DATASET CONTENT -
···

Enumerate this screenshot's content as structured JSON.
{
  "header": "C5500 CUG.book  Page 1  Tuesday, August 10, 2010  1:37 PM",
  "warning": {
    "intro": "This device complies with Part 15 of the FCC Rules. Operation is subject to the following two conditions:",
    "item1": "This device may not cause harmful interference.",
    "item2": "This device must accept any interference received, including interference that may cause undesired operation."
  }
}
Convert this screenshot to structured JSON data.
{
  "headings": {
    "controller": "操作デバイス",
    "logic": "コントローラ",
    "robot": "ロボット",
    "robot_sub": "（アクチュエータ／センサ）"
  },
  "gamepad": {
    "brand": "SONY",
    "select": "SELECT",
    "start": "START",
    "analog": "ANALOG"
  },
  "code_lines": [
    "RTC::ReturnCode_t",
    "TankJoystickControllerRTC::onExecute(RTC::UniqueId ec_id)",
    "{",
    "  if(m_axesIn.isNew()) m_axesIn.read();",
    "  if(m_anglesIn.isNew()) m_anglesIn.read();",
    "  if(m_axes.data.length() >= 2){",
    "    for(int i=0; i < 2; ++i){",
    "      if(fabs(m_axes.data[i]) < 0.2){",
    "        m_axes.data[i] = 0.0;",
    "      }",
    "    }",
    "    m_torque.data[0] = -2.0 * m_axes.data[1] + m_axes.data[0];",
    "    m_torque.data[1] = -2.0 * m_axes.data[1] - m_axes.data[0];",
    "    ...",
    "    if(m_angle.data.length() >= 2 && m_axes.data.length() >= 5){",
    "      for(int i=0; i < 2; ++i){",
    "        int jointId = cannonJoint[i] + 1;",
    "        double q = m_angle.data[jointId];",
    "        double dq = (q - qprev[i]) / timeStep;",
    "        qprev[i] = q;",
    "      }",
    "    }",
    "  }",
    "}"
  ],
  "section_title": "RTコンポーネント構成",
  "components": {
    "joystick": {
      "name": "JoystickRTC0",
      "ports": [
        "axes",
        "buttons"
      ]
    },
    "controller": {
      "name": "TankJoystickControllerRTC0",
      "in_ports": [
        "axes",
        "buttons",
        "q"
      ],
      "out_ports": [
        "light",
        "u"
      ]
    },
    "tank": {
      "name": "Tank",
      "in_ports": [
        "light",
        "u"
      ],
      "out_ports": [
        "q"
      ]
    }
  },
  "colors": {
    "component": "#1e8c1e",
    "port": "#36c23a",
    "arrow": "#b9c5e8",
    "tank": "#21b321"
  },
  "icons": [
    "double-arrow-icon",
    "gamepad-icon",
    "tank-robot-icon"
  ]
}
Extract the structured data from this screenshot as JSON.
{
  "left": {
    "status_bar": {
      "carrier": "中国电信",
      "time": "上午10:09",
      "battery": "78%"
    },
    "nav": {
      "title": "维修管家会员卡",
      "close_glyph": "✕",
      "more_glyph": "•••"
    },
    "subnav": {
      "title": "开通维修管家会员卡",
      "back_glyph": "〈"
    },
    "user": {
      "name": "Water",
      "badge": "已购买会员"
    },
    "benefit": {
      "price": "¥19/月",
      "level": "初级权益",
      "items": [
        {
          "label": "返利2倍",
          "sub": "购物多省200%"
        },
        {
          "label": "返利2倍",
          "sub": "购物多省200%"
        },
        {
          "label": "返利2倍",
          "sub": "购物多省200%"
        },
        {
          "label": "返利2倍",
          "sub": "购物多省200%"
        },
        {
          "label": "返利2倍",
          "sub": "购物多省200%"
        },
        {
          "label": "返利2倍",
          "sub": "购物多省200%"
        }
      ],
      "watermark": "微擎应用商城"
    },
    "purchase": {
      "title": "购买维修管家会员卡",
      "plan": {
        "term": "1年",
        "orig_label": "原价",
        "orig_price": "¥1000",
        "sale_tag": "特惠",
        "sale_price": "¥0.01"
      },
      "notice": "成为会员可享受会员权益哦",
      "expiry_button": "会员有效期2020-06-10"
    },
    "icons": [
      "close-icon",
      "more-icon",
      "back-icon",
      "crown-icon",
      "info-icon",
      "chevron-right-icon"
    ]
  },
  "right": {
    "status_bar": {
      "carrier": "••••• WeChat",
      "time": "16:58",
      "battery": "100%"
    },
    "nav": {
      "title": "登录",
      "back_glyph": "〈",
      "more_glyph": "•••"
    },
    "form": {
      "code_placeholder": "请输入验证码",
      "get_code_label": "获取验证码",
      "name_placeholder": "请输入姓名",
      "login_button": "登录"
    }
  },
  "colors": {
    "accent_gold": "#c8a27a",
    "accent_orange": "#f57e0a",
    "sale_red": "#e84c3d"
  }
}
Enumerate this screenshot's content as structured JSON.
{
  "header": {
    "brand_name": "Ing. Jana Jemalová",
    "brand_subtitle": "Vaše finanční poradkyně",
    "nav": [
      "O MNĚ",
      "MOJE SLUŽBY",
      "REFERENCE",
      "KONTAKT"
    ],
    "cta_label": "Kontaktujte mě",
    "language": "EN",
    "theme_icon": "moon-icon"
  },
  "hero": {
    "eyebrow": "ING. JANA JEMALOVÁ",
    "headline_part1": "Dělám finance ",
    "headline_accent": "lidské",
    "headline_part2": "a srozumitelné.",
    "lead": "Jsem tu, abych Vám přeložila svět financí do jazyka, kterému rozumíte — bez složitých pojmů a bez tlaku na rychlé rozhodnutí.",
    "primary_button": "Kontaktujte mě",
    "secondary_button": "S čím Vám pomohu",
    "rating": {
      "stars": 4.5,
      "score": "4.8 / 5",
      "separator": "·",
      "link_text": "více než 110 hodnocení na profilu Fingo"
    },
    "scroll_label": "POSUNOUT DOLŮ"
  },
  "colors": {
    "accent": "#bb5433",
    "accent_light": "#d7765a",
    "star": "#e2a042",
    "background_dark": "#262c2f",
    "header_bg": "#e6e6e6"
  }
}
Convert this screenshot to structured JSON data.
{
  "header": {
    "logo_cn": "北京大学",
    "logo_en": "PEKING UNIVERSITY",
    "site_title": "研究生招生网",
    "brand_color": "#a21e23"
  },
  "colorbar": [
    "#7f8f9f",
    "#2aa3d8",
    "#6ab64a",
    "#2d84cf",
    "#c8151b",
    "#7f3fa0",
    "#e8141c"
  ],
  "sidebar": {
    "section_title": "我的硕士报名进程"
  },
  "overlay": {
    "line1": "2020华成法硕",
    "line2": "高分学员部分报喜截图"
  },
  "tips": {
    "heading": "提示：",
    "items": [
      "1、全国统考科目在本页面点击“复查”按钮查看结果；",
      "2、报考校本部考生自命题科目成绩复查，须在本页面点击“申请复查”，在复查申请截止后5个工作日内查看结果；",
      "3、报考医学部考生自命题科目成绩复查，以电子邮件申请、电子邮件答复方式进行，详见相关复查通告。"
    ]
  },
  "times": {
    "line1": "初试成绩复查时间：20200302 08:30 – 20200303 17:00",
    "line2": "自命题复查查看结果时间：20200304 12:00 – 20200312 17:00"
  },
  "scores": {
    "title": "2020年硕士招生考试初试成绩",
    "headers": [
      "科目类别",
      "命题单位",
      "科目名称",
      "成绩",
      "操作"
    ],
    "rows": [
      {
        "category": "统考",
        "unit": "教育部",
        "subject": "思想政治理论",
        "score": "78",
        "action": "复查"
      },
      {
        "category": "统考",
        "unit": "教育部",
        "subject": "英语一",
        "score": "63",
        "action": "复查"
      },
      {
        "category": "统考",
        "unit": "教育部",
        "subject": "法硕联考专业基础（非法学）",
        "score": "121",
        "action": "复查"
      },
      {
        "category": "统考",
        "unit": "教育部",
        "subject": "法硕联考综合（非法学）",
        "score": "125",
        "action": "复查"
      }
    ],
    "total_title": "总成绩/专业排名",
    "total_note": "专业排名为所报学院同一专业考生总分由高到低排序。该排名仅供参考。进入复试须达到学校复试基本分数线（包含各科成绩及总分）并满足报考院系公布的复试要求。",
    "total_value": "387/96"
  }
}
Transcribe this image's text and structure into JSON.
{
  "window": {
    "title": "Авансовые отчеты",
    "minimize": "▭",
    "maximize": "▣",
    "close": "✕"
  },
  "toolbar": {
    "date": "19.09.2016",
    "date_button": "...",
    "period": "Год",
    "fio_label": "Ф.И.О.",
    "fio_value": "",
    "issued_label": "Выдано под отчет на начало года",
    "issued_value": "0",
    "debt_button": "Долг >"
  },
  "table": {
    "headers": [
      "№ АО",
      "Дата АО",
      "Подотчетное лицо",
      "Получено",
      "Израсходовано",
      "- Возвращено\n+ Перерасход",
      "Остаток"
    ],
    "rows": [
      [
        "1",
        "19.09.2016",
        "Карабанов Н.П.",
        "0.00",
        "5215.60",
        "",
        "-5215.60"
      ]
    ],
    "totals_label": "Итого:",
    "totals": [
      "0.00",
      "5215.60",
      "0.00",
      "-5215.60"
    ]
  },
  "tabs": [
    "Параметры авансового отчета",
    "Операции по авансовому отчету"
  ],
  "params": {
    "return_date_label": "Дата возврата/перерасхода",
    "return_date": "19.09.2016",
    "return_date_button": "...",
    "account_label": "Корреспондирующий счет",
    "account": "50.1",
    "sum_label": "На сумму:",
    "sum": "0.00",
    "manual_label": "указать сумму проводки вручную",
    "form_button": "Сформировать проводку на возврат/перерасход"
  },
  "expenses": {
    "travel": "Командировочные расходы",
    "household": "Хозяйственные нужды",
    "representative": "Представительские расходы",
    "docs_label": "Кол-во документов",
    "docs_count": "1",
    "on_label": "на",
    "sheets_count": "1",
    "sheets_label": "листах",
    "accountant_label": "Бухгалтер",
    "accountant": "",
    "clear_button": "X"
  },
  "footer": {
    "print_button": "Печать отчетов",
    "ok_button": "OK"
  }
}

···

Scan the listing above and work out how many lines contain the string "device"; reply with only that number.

3